Federal judge allows wolf reintroduction in Colorado to proceed
Colorado Parks and Wildlife will be allowed to move forward with its plan to begin the process of reintroducing wolves in the state this weekend after a federal judge on Friday denied a motion made by a group of ranchers to delay the process.
The Gunnison County Stockgrowers’ and The Colorado Cattlemen’s associations filed a lawsuit Monday, accusing the state and the U.S. Fish and Wildlife Service of not completing the required environmental impact studies on the reintroduction.
In her ruling posted just after 7 p.m., Judge Regina Rodriguez said that while the ranchers’ concerns are understandable, their complaints aren’t sufficient “for this court to grant the extraordinary relief they seek.” She added that a pause to the reintroduction process would be against the public interest because of the voter approval of Proposition 114 in 2020.
The ruling came one day after a three-hour hearing at a federal court in Denver where representatives from both sides of the lawsuit made arguments in front of the judge.
An attorney for the state told the court Thursday the state planned to begin the process of transporting wolves to Colorado from Oregon on Sunday, with a possible release date as early as Monday.
The wolves are set to be released on private or state lands somewhere in Eagle, Grand, or Summit counties.
The ranchers’ lawsuit claims that the U.S. Fish and Wildlife Service should have conducted environmental impact statement reviews beyond what has already been completed.
For the reintroduction process to have been delayed, the attorneys for the ranchers needed to prove they would be likely to win the overall case. In her ruling, Rodriguez said theyhad failed to do that. She also said they failed to show there would be irreparable harm if she allowed the reintroduction process to proceed.
“CPW has devoted substantial public resources to this effort, and presented evidence that some of those would be lost if it were forced to delay its efforts,” according to the ruling.

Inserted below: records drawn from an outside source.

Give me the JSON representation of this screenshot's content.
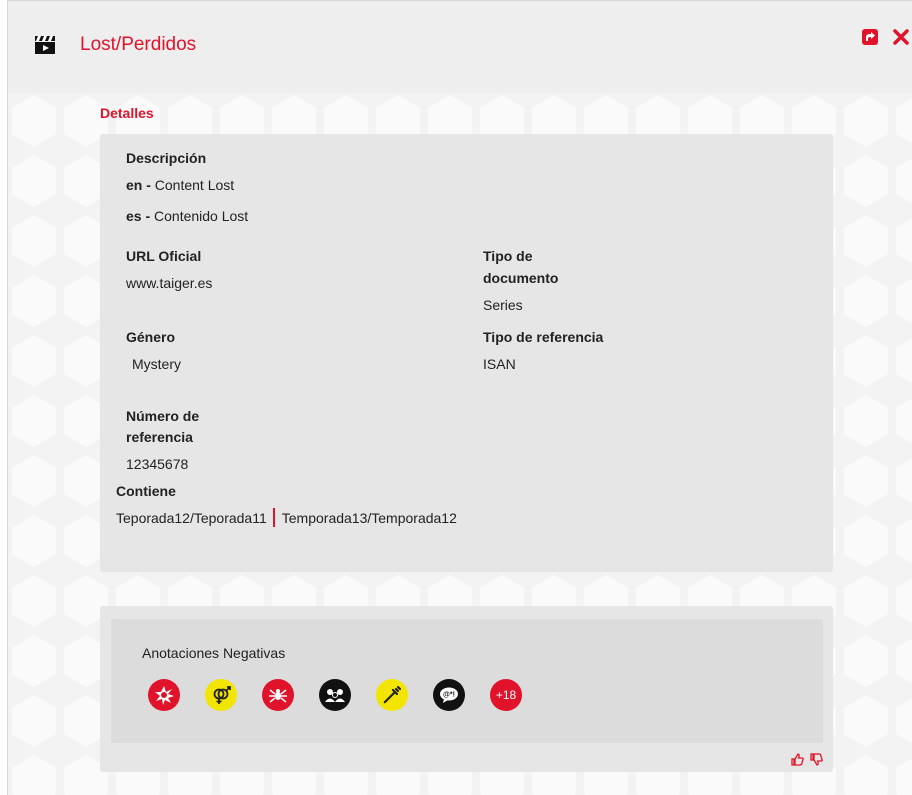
{
  "header": {
    "title": "Lost/Perdidos",
    "icon": "clapperboard-icon"
  },
  "colors": {
    "accent": "#e0132b",
    "yellow": "#f2e600",
    "black": "#111111"
  },
  "section": {
    "label": "Detalles"
  },
  "details": {
    "descripcion_label": "Descripción",
    "descripciones": [
      {
        "lang": "en -",
        "text": "Content Lost"
      },
      {
        "lang": "es -",
        "text": "Contenido Lost"
      }
    ],
    "url_label": "URL Oficial",
    "url_value": "www.taiger.es",
    "tipo_doc_label_1": "Tipo de",
    "tipo_doc_label_2": "documento",
    "tipo_doc_value": "Series",
    "genero_label": "Género",
    "genero_value": "Mystery",
    "tipo_ref_label": "Tipo de referencia",
    "tipo_ref_value": "ISAN",
    "numero_label_1": "Número de",
    "numero_label_2": "referencia",
    "numero_value": "12345678",
    "contiene_label": "Contiene",
    "contiene_items": [
      "Teporada12/Teporada11",
      "Temporada13/Temporada12"
    ]
  },
  "annotations": {
    "label": "Anotaciones Negativas",
    "icons": [
      {
        "name": "violence-icon",
        "color": "#e0132b"
      },
      {
        "name": "sex-icon",
        "color": "#f2e600"
      },
      {
        "name": "fear-spider-icon",
        "color": "#e0132b"
      },
      {
        "name": "discrimination-icon",
        "color": "#111111"
      },
      {
        "name": "drugs-icon",
        "color": "#f2e600"
      },
      {
        "name": "bad-language-icon",
        "color": "#111111"
      },
      {
        "name": "age-rating-icon",
        "color": "#e0132b",
        "text": "+18"
      }
    ]
  }
}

Advocates for wolf reintroduction celebrated the ruling Friday evening, calling it “excellent news.” A spokesperson for the Gunnison County Stockgrowers’ Association said the group would continue to look closely at the impacts wolf reintroduction will have on its members.
“A serious effort to resolve those conflicts remains to be undertaken,” according to a written statement.
A spokesperson for Colorado Parks and Wildlife said the agency won’t comment on the ongoing litigation.
CPW plans to put tracking collars on the wolves before releasing them in the state. In her order, the judge noted this means the wolves could be recaptured if ordered by the court.
On Thursday, lawyers for the state called the filing an “11th-hour” attempt to delay a process that has been underway for years. Under Proposition 114, which was approved in 2020 by a narrow margin of 57,000 votes, wolves are required to be reintroduced in the state before the end of this year.
Ranchers across the Western Slope have protested the decision by voters, citing concerns over their livestock being killed and their way of life irreparably damaged. In response, the state has created a fund to provide $15,000 for any livestock killed by wolves. The federal government also issued a 10(j) ruling, changing the way wolves are classified in Colorado and allowing ranchers to kill the animals if they attack their livestock.
State officials in Oregon agreed to provide wolves for Colorado’s reintroduction after several other states – including Wyoming, Montana, and Idaho – declined to do so. Colorado officials plan to capture five wolves in Oregon, tranquilize them, and then transport them to Colorado. Only five wolves can fit into the transport airplane at one time, Reynolds said. It’s also possible they will need to be driven to the state, which takes at least two days.
Another suit filed
The Colorado Conservation Alliance filed a separate case against the reintroduction on Thursday. That filing has similar allegations about the requirements for an environmental impact study. Both cases cite requirements under the 1969 National Environmental Policy Act as arguments against the process.
The new lawsuit focuses on concerns about how the gray wolves, which are set to be introduced in Colorado before the end of the year, could interact with Mexican wolves, which exist in Arizona and New Mexico. The lawsuit includes several other hypothetical concerns as well, including the possible spread of diseases and the impacts of many wolves eventually settling in the state.
While the initial lawsuit asked for an immediate, temporary restraining order to halt the reintroduction, a similar ask has not yet been made in the latest lawsuit. That may give the state beyond its set timeline — which could be as early as Monday — to respond.